It’s another case of the clevers creating fantastically complex family rules that they then navigate with self-congratulatory skill, raising their children in mostly intact homes and sending them through elite colleges into six-figure jobs in major urban centres even while mocking the old “Ozzie and Harriet” families they live in. Meanwhile, those once protected by simple, robust, legal, and social rules about the sanctity of marriage flounder and succumb to opioids and other forms of slow-motion suicide and do so without sympathy. Just try to inject talk of family breakdown into the TV panel echo chamber.

If this analysis is correct, the great problem with modernity is that it has made a world too complex for ordinary people that privileges an entrenched urban elite that dominates public debate. And if so, the solution must begin with that elite genuinely embracing diversity, recognizing that not everyone is like them or should be, and that there is merit in those “somewheres” who miss the old England, Canada, or America where family was strong, faith mattered, and you felt some attachment to where you were from.

If not, brace for more Brexit and more upheaval.

John Robson is a documentary filmmaker, National Post columnist, contributing editor to the Dorchester Review, commentator-at-large with News Talk Radio 580 CFRA in Ottawa, and executive director of the Climate Discussion Nexus. His most recent documentary is “The Environment: A True Story.”
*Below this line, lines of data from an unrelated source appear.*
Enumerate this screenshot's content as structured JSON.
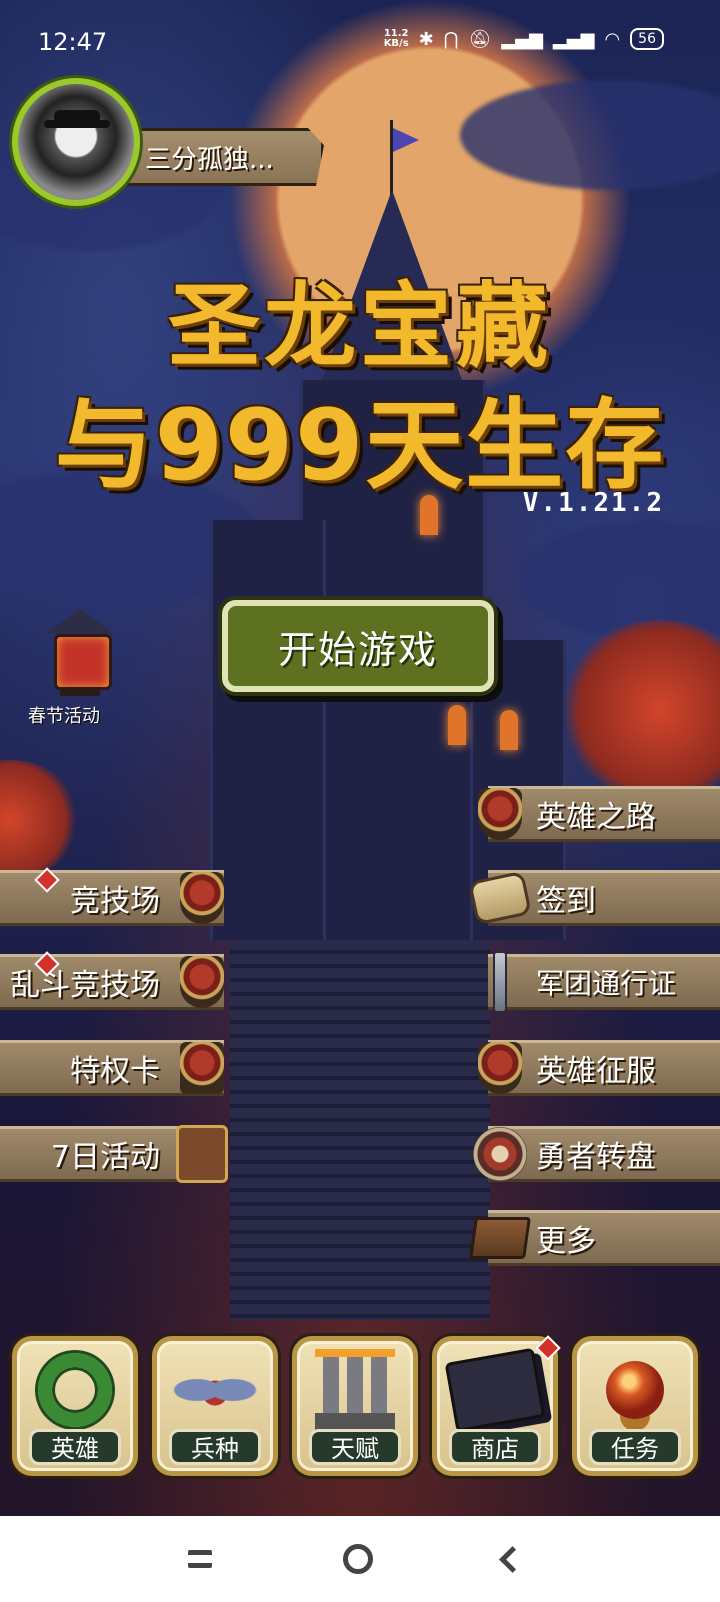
{
  "status_bar": {
    "time": "12:47",
    "net_speed_value": "11.2",
    "net_speed_unit": "KB/s",
    "battery": "56"
  },
  "profile": {
    "name": "三分孤独..."
  },
  "title": {
    "line1": "圣龙宝藏",
    "line2": "与999天生存",
    "version": "V.1.21.2"
  },
  "start_button": "开始游戏",
  "event": {
    "label": "春节活动"
  },
  "left_menu": [
    {
      "label": "竞技场",
      "icon": "arena-crest-icon",
      "badge": true
    },
    {
      "label": "乱斗竞技场",
      "icon": "brawl-crest-icon",
      "badge": true
    },
    {
      "label": "特权卡",
      "icon": "privilege-card-icon",
      "badge": false
    },
    {
      "label": "7日活动",
      "icon": "seven-day-book-icon",
      "badge": false
    }
  ],
  "right_menu": [
    {
      "label": "英雄之路",
      "icon": "hero-path-crest-icon"
    },
    {
      "label": "签到",
      "icon": "scroll-icon"
    },
    {
      "label": "军团通行证",
      "icon": "sword-emblem-icon"
    },
    {
      "label": "英雄征服",
      "icon": "shield-icon"
    },
    {
      "label": "勇者转盘",
      "icon": "wheel-icon"
    },
    {
      "label": "更多",
      "icon": "book-icon"
    }
  ],
  "bottom_tabs": [
    {
      "label": "英雄",
      "icon": "wreath-icon",
      "badge": false
    },
    {
      "label": "兵种",
      "icon": "wings-icon",
      "badge": false
    },
    {
      "label": "天赋",
      "icon": "altar-icon",
      "badge": false
    },
    {
      "label": "商店",
      "icon": "cards-icon",
      "badge": true
    },
    {
      "label": "任务",
      "icon": "orb-icon",
      "badge": false
    }
  ],
  "colors": {
    "title_gold": "#f1b92b",
    "start_green": "#5d7120",
    "avatar_ring": "#9bc92a",
    "badge_red": "#d3322a"
  }
}
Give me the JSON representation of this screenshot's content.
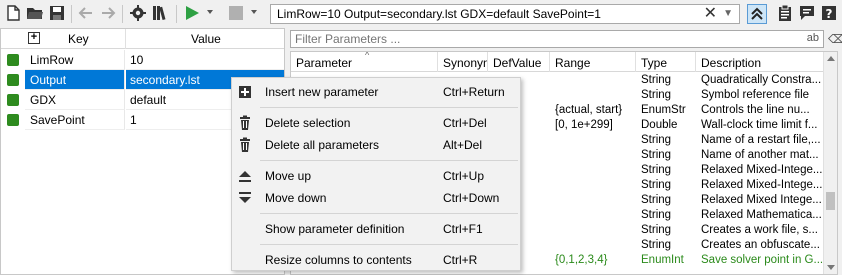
{
  "toolbar": {
    "icons": [
      "new-file-icon",
      "open-folder-icon",
      "save-icon",
      "back-arrow-icon",
      "forward-arrow-icon",
      "settings-gear-icon",
      "library-icon",
      "run-icon",
      "stop-icon"
    ],
    "command_line": "LimRow=10 Output=secondary.lst GDX=default SavePoint=1",
    "right_icons": [
      "clear-icon",
      "dropdown-icon",
      "collapse-icon",
      "clipboard-icon",
      "comment-icon",
      "help-icon"
    ]
  },
  "left_table": {
    "headers": {
      "key": "Key",
      "value": "Value"
    },
    "rows": [
      {
        "key": "LimRow",
        "value": "10"
      },
      {
        "key": "Output",
        "value": "secondary.lst"
      },
      {
        "key": "GDX",
        "value": "default"
      },
      {
        "key": "SavePoint",
        "value": "1"
      }
    ],
    "selected_row": 1
  },
  "filter": {
    "placeholder": "Filter Parameters ...",
    "ab_label": "ab"
  },
  "param_table": {
    "headers": [
      "Parameter",
      "Synonym",
      "DefValue",
      "Range",
      "Type",
      "Description"
    ],
    "rows": [
      {
        "parameter": "",
        "synonym": "",
        "defvalue": "",
        "range": "",
        "type": "String",
        "description": "Quadratically Constra...",
        "highlight": false
      },
      {
        "parameter": "",
        "synonym": "",
        "defvalue": "",
        "range": "",
        "type": "String",
        "description": "Symbol reference file",
        "highlight": false
      },
      {
        "parameter": "",
        "synonym": "",
        "defvalue": "",
        "range": "{actual, start}",
        "type": "EnumStr",
        "description": "Controls the line nu...",
        "highlight": false
      },
      {
        "parameter": "",
        "synonym": "",
        "defvalue": "",
        "range": "[0, 1e+299]",
        "type": "Double",
        "description": "Wall-clock time limit f...",
        "highlight": false
      },
      {
        "parameter": "",
        "synonym": "",
        "defvalue": "",
        "range": "",
        "type": "String",
        "description": "Name of a restart file,...",
        "highlight": false
      },
      {
        "parameter": "",
        "synonym": "",
        "defvalue": "",
        "range": "",
        "type": "String",
        "description": "Name of another mat...",
        "highlight": false
      },
      {
        "parameter": "",
        "synonym": "",
        "defvalue": "",
        "range": "",
        "type": "String",
        "description": "Relaxed Mixed-Intege...",
        "highlight": false
      },
      {
        "parameter": "",
        "synonym": "",
        "defvalue": "",
        "range": "",
        "type": "String",
        "description": "Relaxed Mixed-Intege...",
        "highlight": false
      },
      {
        "parameter": "",
        "synonym": "",
        "defvalue": "",
        "range": "",
        "type": "String",
        "description": "Relaxed Mixed Intege...",
        "highlight": false
      },
      {
        "parameter": "",
        "synonym": "",
        "defvalue": "",
        "range": "",
        "type": "String",
        "description": "Relaxed Mathematica...",
        "highlight": false
      },
      {
        "parameter": "",
        "synonym": "",
        "defvalue": "",
        "range": "",
        "type": "String",
        "description": "Creates a work file, s...",
        "highlight": false
      },
      {
        "parameter": "",
        "synonym": "",
        "defvalue": "",
        "range": "",
        "type": "String",
        "description": "Creates an obfuscate...",
        "highlight": false
      },
      {
        "parameter": "",
        "synonym": "",
        "defvalue": "",
        "range": "{0,1,2,3,4}",
        "type": "EnumInt",
        "description": "Save solver point in G...",
        "highlight": true
      }
    ]
  },
  "context_menu": {
    "items": [
      {
        "label": "Insert new parameter",
        "shortcut": "Ctrl+Return",
        "icon": "insert-icon"
      },
      {
        "label": "Delete selection",
        "shortcut": "Ctrl+Del",
        "icon": "trash-icon"
      },
      {
        "label": "Delete all parameters",
        "shortcut": "Alt+Del",
        "icon": "trash-all-icon"
      },
      {
        "label": "Move up",
        "shortcut": "Ctrl+Up",
        "icon": "move-up-icon"
      },
      {
        "label": "Move down",
        "shortcut": "Ctrl+Down",
        "icon": "move-down-icon"
      },
      {
        "label": "Show parameter definition",
        "shortcut": "Ctrl+F1",
        "icon": ""
      },
      {
        "label": "Resize columns to contents",
        "shortcut": "Ctrl+R",
        "icon": ""
      }
    ]
  },
  "colors": {
    "accent": "#0078d7",
    "check_green": "#2e8b1f",
    "run_green": "#2ea043",
    "highlight_text": "#2a8a1a"
  }
}
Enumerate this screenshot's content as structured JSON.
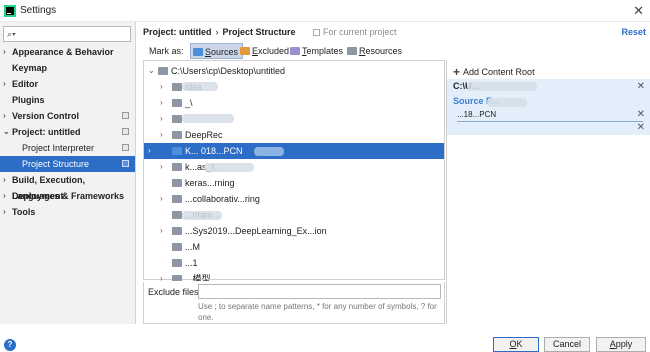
{
  "window": {
    "title": "Settings"
  },
  "search": {
    "placeholder": ""
  },
  "sidebar": {
    "items": [
      {
        "label": "Appearance & Behavior"
      },
      {
        "label": "Keymap"
      },
      {
        "label": "Editor"
      },
      {
        "label": "Plugins"
      },
      {
        "label": "Version Control"
      },
      {
        "label": "Project: untitled"
      },
      {
        "label": "Project Interpreter"
      },
      {
        "label": "Project Structure"
      },
      {
        "label": "Build, Execution, Deployment"
      },
      {
        "label": "Languages & Frameworks"
      },
      {
        "label": "Tools"
      }
    ]
  },
  "header": {
    "project": "Project: untitled",
    "separator": "›",
    "page": "Project Structure",
    "for_current": "For current project",
    "reset": "Reset"
  },
  "markas": {
    "label": "Mark as:",
    "buttons": [
      {
        "key": "S",
        "rest": "ources",
        "color": "#4a8fd8"
      },
      {
        "key": "E",
        "rest": "xcluded",
        "color": "#e39a3b"
      },
      {
        "key": "T",
        "rest": "emplates",
        "color": "#9c8fd0"
      },
      {
        "key": "R",
        "rest": "esources",
        "color": "#8d96a3"
      }
    ]
  },
  "tree": {
    "root": "C:\\Users\\cp\\Desktop\\untitled",
    "rows": [
      {
        "label": "idea"
      },
      {
        "label": "_\\"
      },
      {
        "label": ""
      },
      {
        "label": "DeepRec"
      },
      {
        "label": "K... 018...PCN"
      },
      {
        "label": "k...as_f..."
      },
      {
        "label": "keras...rning"
      },
      {
        "label": "...collaborativ...ring"
      },
      {
        "label": "...ritani..."
      },
      {
        "label": "...Sys2019...DeepLearning_Ex...ion"
      },
      {
        "label": "...M"
      },
      {
        "label": "...1"
      },
      {
        "label": "...模型"
      }
    ]
  },
  "exclude": {
    "label": "Exclude files:",
    "value": "",
    "hint": "Use ; to separate name patterns, * for any number of symbols, ? for one."
  },
  "right": {
    "add_root": "Add Content Root",
    "root_path": "C:\\U...",
    "source_title": "Source F...",
    "source_entry": "...18...PCN"
  },
  "buttons": {
    "ok_key": "O",
    "ok_rest": "K",
    "cancel": "Cancel",
    "apply_key": "A",
    "apply_rest": "pply",
    "help": "?"
  },
  "colors": {
    "accent": "#2c6ec7"
  }
}
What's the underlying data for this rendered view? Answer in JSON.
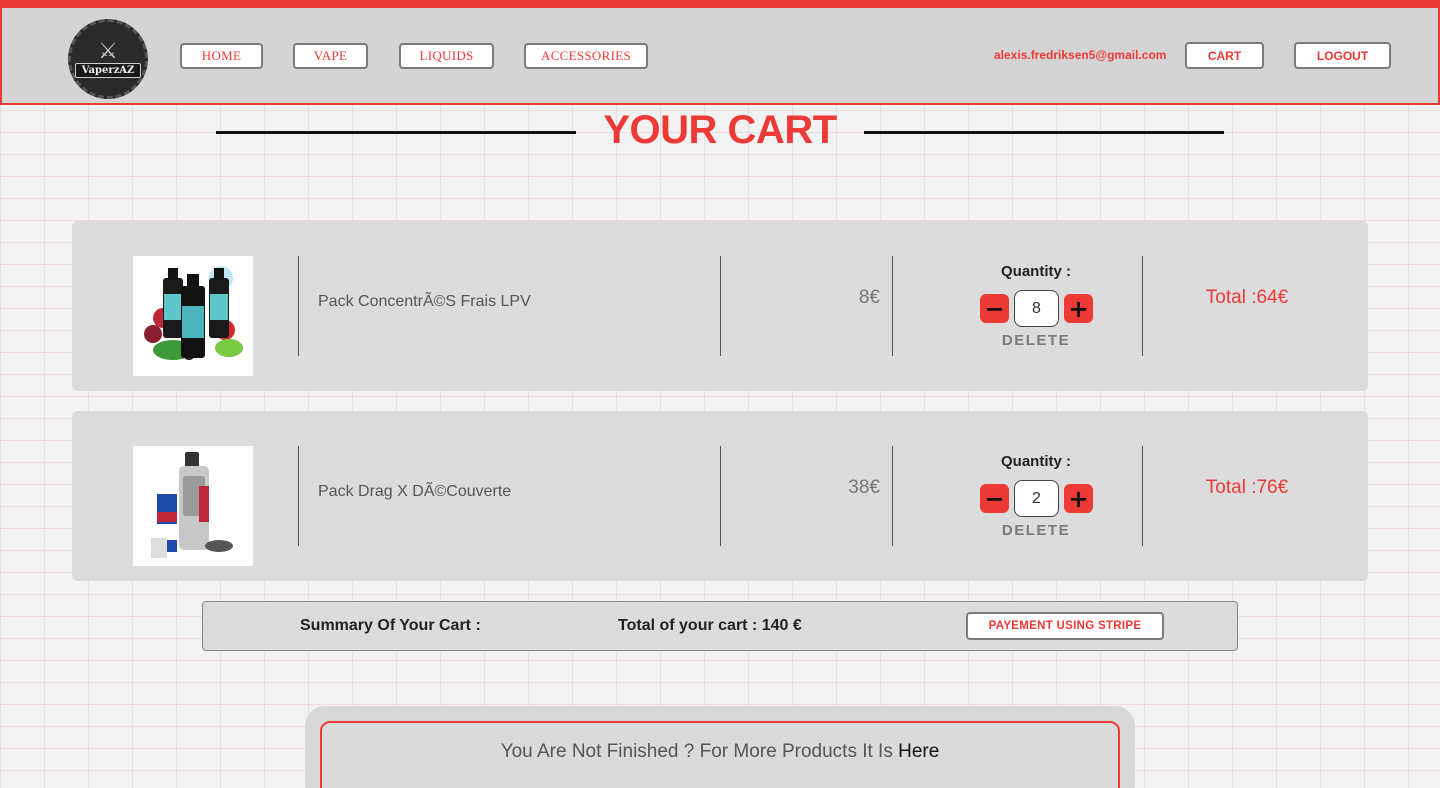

Views expressed in this article are the opinions of the author and do not necessarily reflect the views of The Epoch Times.